If any of the judges overhearing one of these cases agrees to let the case proceed, it opens the door for CREW, Sen. Blumenthal, or Cork to demand documents and other forms of evidence through the discovery process. That could include what Trump’s critics see as the holy grail of documents: Trump’s personal tax returns. “That’s an obvious place to look to get a clear sense of the extent to which foreign governments may be providing benefits and gifts to this president,” Rep. John Sarbanes (D-Md.), who chairs a House task force on corruption and democracy issues, told me. “That’s the first goal: Create more transparency.”

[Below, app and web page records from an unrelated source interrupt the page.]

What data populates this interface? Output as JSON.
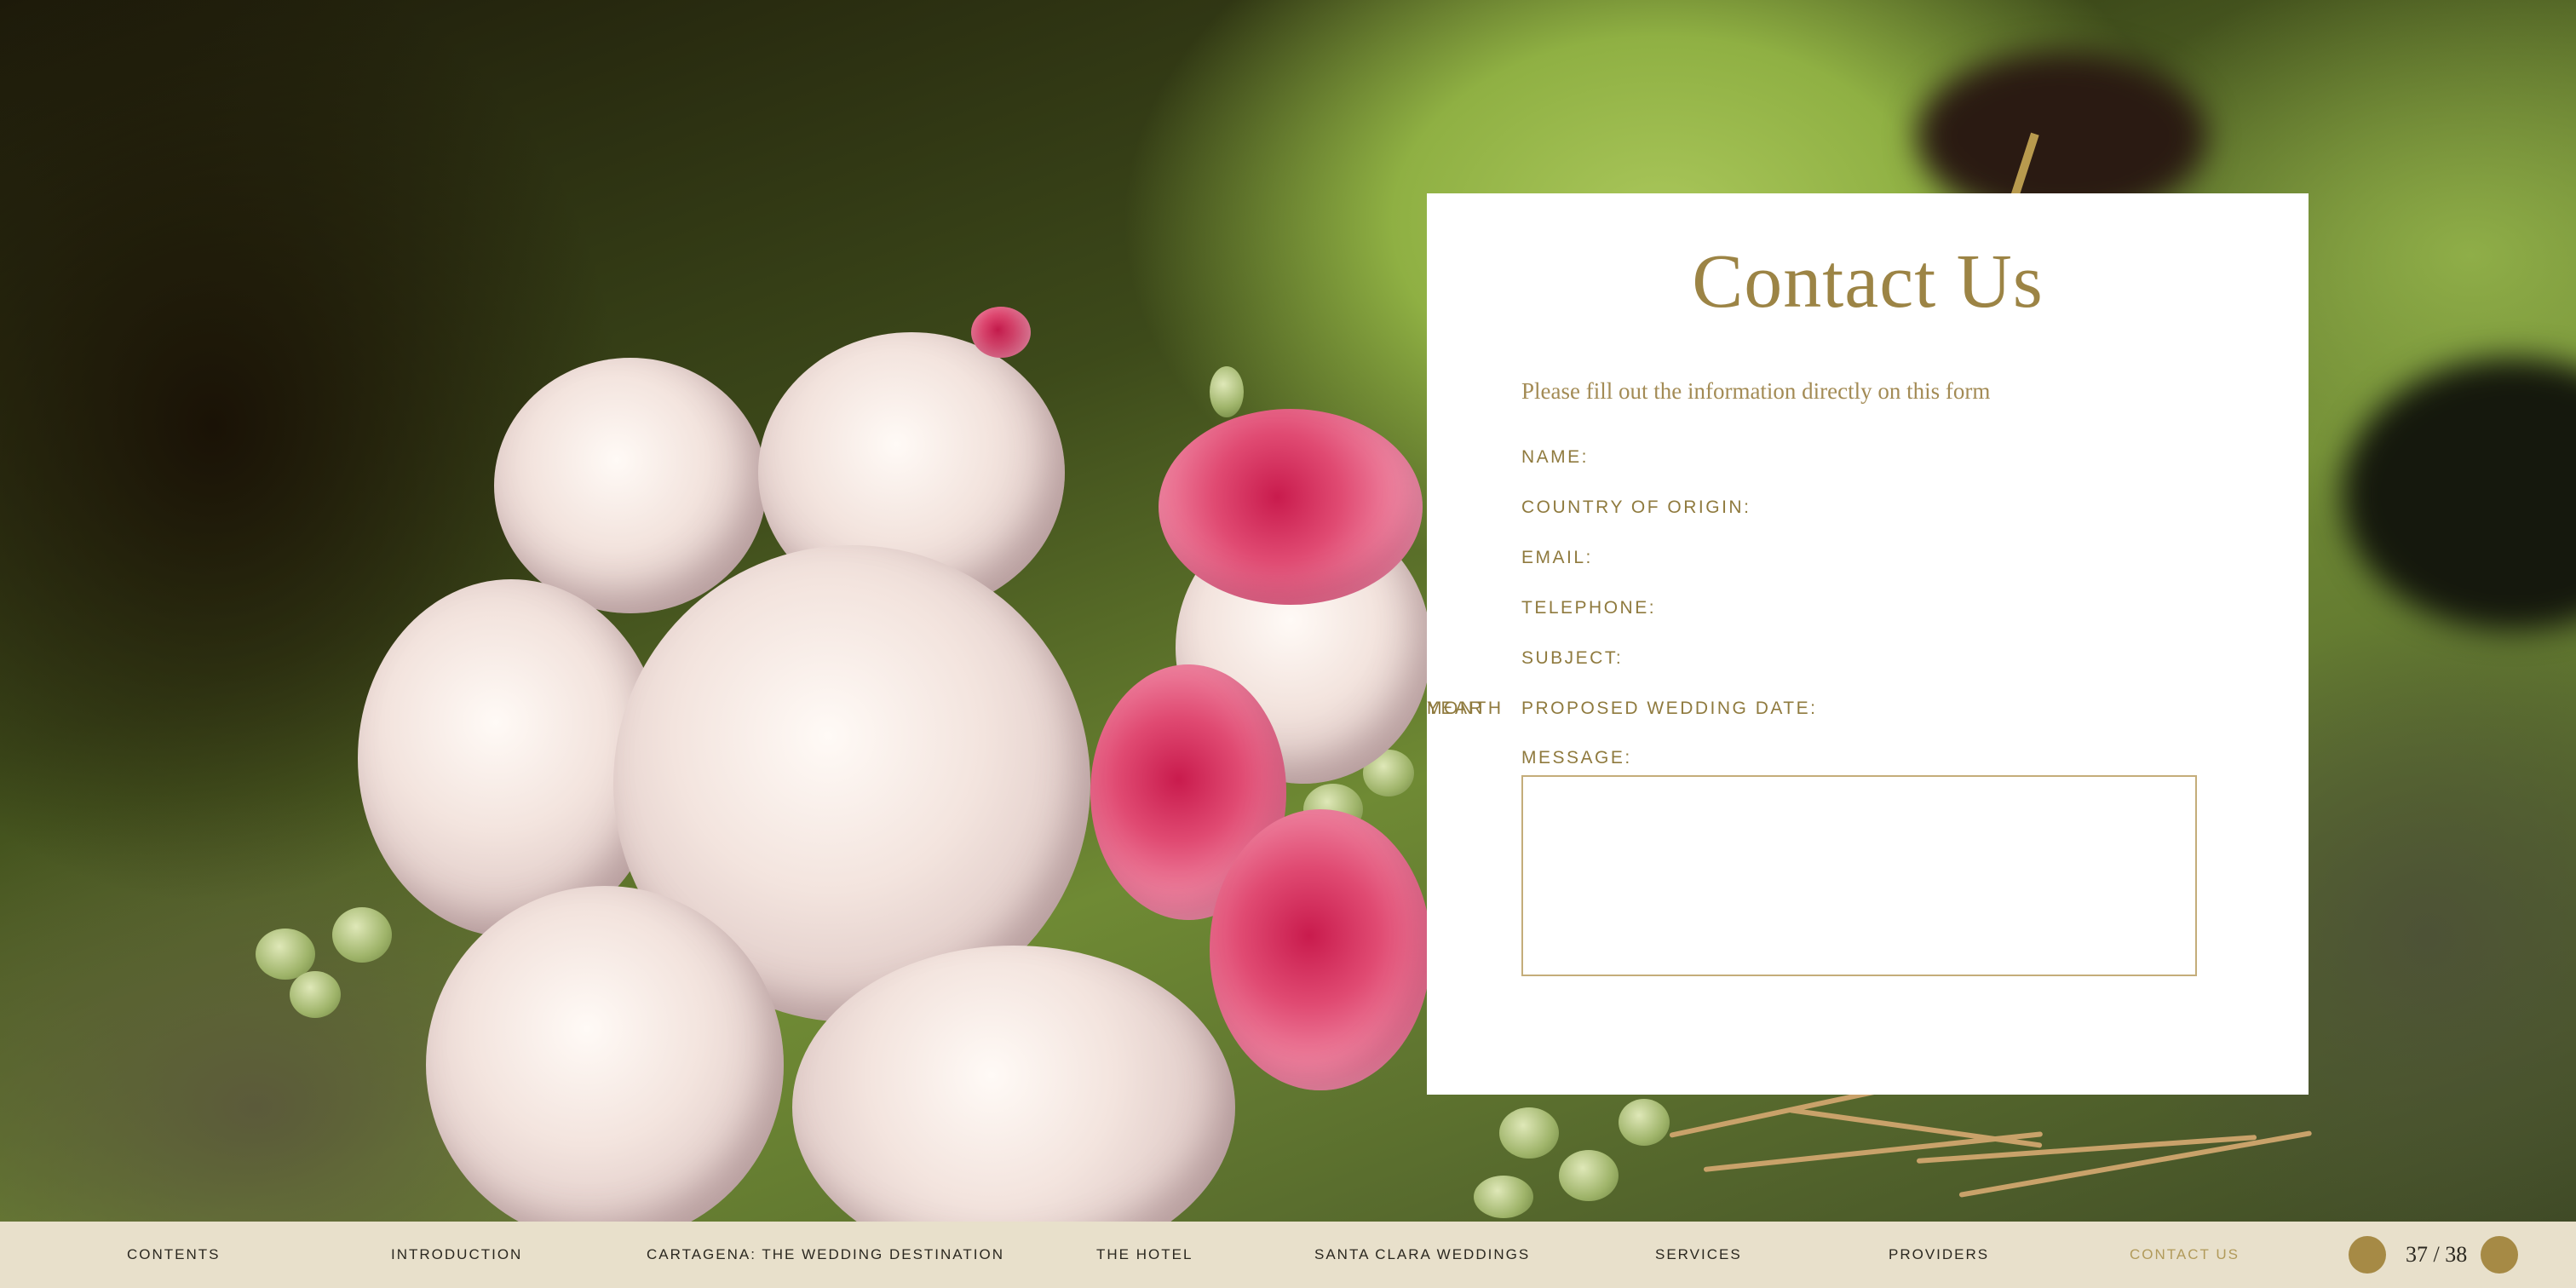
{
  "contact": {
    "title": "Contact Us",
    "intro": "Please fill out the information directly on this form",
    "fields": {
      "name": "NAME:",
      "country": "COUNTRY OF ORIGIN:",
      "email": "EMAIL:",
      "telephone": "TELEPHONE:",
      "subject": "SUBJECT:",
      "wedding_date": "PROPOSED WEDDING DATE:",
      "month": "MONTH",
      "year": "YEAR",
      "message": "MESSAGE:"
    },
    "message_value": ""
  },
  "nav": {
    "items": [
      {
        "label": "CONTENTS"
      },
      {
        "label": "INTRODUCTION"
      },
      {
        "label": "CARTAGENA: THE WEDDING DESTINATION"
      },
      {
        "label": "THE HOTEL"
      },
      {
        "label": "SANTA CLARA WEDDINGS"
      },
      {
        "label": "SERVICES"
      },
      {
        "label": "PROVIDERS"
      },
      {
        "label": "CONTACT US"
      }
    ],
    "active_label": "CONTACT US",
    "page_indicator": "37 / 38"
  },
  "colors": {
    "accent_gold": "#9c8445",
    "nav_background": "#e8e0cb",
    "pager_button": "#a68a45"
  },
  "icons": {
    "prev": "previous-page-circle-icon",
    "next": "next-page-circle-icon"
  }
}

Trump could also be deposed, forced to testify under oath about his business deals, his investors and partners, and so on. As a businessman, Trump was not known for his candor in legal settings: In a 2007 deposition as part of a libel suit he filed against a journalist, Trump lied on 30 occasions, according to a count by the Washington Post. “Lying is second nature to him,” Tony Schwartz, the ghostwriter on Trump’s book The Art of the Deal, told the New Yorker last year.
But Sarbanes, the Maryland congressman and a plaintiff on the Blumenthal case, says the congressional Democrats’ suit is, above all, an effort to address the fundamental conflict that has cast doubt over the Trump presidency since day one. “When this president goes to make a decision, is he making that decision out of concern for the public interest, or is he doing it because somebody has been able to curry favor with him and he’s thinking there may be some benefit to my business, my family, my brand?” Sarbanes says. “It’s not academic. This is real.”